[Stored data entries]
-*-*-
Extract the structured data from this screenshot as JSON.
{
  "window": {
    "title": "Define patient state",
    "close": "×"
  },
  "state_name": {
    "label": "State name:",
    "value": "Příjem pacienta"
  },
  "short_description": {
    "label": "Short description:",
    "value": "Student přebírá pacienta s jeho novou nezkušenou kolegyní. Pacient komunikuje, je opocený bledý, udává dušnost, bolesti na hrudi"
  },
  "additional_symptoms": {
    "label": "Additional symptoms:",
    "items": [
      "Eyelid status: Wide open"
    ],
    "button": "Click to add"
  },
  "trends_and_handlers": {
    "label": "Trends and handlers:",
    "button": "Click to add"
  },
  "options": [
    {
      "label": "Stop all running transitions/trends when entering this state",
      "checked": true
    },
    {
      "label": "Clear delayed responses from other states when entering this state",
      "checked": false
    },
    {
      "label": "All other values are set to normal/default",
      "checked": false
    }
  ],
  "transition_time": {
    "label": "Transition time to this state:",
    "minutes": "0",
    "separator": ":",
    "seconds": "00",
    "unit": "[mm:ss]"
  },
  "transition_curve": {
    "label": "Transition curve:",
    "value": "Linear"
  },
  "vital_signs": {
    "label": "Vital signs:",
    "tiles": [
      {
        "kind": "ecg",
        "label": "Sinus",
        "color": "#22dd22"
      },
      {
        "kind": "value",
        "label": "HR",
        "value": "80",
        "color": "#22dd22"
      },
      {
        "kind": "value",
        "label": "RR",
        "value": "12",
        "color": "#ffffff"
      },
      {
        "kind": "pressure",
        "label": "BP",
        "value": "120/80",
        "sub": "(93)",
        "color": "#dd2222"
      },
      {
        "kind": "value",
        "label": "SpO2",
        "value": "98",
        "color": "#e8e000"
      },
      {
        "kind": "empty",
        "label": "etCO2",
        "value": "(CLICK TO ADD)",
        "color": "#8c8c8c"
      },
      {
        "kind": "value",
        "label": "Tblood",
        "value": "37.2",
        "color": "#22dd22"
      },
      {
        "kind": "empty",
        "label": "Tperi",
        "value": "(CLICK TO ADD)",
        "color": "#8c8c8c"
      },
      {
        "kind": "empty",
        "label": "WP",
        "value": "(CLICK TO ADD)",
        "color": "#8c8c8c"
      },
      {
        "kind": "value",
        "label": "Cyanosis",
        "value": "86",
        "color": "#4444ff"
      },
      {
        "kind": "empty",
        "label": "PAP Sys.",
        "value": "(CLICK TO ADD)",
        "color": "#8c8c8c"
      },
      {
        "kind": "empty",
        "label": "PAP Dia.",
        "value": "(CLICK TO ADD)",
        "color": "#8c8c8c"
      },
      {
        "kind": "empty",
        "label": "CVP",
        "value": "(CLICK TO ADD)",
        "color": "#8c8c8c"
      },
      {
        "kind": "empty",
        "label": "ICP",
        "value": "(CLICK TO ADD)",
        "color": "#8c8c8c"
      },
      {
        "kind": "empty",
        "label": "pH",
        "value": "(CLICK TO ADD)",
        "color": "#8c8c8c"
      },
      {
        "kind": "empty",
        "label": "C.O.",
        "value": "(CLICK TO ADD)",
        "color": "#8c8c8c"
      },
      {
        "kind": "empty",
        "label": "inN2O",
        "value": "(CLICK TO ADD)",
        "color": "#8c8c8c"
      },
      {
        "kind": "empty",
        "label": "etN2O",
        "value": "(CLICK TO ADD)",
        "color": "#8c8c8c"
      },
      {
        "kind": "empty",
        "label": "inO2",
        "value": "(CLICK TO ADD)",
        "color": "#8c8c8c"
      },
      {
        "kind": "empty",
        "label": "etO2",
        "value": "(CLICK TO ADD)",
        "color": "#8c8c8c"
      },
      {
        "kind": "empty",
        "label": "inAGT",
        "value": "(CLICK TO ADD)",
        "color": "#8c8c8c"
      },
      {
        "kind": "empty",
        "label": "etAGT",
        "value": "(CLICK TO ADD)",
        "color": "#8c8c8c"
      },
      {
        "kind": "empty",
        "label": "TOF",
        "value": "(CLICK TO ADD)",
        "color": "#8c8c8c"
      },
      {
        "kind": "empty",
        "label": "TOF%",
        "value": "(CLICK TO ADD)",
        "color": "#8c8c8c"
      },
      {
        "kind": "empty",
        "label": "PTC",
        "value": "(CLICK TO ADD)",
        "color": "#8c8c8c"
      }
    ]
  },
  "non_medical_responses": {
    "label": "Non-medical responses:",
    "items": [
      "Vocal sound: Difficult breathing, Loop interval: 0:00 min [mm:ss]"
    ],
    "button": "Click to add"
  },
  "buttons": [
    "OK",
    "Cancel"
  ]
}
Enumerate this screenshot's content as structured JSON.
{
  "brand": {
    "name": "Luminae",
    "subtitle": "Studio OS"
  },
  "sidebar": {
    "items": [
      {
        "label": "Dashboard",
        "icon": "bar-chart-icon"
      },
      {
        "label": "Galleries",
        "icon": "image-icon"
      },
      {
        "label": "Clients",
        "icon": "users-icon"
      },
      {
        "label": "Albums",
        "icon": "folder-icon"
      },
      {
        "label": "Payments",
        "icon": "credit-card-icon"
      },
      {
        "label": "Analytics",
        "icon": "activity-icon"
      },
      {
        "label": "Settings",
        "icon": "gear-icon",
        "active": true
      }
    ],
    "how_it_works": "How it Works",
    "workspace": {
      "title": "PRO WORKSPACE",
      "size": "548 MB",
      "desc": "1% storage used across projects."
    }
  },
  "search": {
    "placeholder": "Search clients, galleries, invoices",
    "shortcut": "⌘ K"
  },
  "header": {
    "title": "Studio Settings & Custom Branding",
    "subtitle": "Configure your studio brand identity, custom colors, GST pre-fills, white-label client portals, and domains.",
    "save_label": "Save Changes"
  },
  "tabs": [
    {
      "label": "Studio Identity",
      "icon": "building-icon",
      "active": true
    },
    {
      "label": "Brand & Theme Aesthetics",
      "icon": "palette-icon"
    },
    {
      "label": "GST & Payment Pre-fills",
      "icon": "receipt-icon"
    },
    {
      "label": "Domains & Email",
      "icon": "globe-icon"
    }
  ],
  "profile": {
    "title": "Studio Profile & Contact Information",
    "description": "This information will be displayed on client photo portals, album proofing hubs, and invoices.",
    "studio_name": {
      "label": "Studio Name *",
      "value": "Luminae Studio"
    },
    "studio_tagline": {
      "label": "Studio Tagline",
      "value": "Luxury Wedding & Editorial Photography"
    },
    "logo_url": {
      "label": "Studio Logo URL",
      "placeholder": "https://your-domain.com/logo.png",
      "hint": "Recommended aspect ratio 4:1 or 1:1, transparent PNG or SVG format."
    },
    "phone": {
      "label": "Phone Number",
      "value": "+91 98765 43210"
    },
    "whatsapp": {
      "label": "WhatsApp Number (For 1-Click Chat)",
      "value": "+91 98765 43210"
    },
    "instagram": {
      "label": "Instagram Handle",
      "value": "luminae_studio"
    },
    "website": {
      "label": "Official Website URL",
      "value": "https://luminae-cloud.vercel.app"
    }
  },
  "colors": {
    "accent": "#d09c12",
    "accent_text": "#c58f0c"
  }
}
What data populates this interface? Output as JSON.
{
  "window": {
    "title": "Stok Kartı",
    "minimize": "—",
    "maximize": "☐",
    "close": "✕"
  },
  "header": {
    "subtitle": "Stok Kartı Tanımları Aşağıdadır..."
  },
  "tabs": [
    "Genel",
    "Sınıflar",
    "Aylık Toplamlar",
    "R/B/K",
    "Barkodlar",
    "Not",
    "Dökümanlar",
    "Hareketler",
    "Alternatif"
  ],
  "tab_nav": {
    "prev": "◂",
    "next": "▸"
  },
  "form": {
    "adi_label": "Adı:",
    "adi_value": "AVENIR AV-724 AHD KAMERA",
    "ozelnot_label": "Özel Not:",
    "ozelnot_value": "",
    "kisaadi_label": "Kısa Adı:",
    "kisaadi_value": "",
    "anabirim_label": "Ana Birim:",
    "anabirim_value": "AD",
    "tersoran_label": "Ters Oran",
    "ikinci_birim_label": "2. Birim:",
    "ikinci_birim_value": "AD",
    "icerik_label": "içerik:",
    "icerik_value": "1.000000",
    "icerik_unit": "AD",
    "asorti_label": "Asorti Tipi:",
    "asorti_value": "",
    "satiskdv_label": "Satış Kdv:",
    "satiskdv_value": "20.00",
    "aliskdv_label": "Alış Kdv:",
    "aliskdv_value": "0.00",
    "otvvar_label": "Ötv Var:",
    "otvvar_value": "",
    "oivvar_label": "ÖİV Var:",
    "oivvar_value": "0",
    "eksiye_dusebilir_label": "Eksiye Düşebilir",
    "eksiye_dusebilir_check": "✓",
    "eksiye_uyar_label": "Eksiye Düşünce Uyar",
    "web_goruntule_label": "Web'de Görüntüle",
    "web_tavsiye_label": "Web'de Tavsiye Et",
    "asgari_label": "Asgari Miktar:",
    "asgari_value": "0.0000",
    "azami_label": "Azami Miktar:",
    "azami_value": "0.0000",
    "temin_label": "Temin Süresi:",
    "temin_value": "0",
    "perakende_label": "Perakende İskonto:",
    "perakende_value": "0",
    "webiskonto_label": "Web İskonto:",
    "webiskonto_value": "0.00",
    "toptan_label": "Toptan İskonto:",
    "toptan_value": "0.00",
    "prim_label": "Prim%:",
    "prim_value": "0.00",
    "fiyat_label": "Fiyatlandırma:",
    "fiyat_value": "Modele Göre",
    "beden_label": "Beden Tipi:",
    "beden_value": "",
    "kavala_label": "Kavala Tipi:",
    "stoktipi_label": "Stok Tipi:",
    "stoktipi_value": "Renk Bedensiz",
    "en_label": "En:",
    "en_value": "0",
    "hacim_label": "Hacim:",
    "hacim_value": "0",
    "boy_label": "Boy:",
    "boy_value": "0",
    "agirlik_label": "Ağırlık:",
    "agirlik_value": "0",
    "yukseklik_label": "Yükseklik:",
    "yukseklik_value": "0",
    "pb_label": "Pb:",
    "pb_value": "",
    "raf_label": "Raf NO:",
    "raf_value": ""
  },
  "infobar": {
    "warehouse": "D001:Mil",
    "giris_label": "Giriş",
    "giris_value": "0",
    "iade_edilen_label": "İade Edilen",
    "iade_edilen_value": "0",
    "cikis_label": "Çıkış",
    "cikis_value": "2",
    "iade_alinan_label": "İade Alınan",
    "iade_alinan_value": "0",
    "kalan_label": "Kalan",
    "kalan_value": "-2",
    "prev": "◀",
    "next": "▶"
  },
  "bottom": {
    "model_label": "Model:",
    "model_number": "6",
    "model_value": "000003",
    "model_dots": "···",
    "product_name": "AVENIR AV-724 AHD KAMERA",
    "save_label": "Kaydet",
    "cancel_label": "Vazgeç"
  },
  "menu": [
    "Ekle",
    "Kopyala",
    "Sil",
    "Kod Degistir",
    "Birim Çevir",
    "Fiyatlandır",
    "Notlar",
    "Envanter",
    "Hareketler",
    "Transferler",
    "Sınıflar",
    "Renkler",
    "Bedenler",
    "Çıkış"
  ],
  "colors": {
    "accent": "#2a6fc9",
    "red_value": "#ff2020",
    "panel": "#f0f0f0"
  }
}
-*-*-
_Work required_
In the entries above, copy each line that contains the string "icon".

_Exercise response_
        "icon": "bar-chart-icon"
        "icon": "image-icon"
        "icon": "users-icon"
        "icon": "folder-icon"
        "icon": "credit-card-icon"
        "icon": "activity-icon"
        "icon": "gear-icon",
      "icon": "building-icon",
      "icon": "palette-icon"
      "icon": "receipt-icon"
      "icon": "globe-icon"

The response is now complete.